Belgian biochemist Christian de Duve (1917-2013) was best known for his work on understanding and categorising subcellular organelles. He won the Nobel Prize in Physiology or Medicine in 1974 for his joint discovery of lysosomes, the subcellular organelles that digest macromolecules and deal with ingested bacteria.

Listeners: Peter Newmark

Peter Newmark has recently retired as Editorial Director of BioMed Central Ltd, the Open Access journal publisher. He obtained a D. Phil. from Oxford University and was originally a research biochemist at St Bartholomew's Hospital Medical School in London, but left research to become Biology Editor and then Deputy Editor of the journal Nature. He then became Managing Director of Current Biology Ltd, where he started a series of Current Opinion journals, and was founding Editor of the journal Current Biology.

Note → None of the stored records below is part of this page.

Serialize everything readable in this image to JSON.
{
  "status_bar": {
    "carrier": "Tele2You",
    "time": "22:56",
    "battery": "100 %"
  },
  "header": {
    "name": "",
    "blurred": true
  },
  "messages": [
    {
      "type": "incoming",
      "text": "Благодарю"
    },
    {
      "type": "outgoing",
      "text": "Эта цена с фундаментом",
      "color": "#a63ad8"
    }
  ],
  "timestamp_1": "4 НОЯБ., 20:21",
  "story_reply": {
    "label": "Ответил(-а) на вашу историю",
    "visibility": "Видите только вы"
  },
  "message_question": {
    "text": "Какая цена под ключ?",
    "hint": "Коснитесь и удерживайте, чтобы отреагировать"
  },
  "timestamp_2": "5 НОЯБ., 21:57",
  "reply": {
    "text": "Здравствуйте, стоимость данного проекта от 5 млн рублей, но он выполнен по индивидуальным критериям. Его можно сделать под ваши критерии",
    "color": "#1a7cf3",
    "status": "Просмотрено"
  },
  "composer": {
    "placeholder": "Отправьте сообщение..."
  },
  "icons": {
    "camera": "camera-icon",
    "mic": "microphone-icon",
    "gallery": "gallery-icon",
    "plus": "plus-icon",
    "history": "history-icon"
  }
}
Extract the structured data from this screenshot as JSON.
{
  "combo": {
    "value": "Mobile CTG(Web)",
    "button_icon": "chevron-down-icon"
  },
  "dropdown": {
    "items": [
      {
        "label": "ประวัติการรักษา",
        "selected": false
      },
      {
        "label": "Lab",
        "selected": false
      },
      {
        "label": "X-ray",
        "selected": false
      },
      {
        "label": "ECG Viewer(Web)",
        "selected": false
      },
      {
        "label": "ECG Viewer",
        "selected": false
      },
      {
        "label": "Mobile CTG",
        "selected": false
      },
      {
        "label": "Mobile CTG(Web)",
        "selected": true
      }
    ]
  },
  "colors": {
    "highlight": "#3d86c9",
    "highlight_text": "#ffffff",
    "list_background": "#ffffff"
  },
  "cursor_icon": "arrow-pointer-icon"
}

Subsequently he was Editorial Director for Elsevier Science London, before joining BioMed Central Ltd.

Tags: 1962, Lilly Laboratories, Rockefeller Foundation, NIH, National Institutes of Health, George Palade

Duration: 3 minutes, 59 seconds

Date story recorded: September 2005

Date story went live: 24 January 2008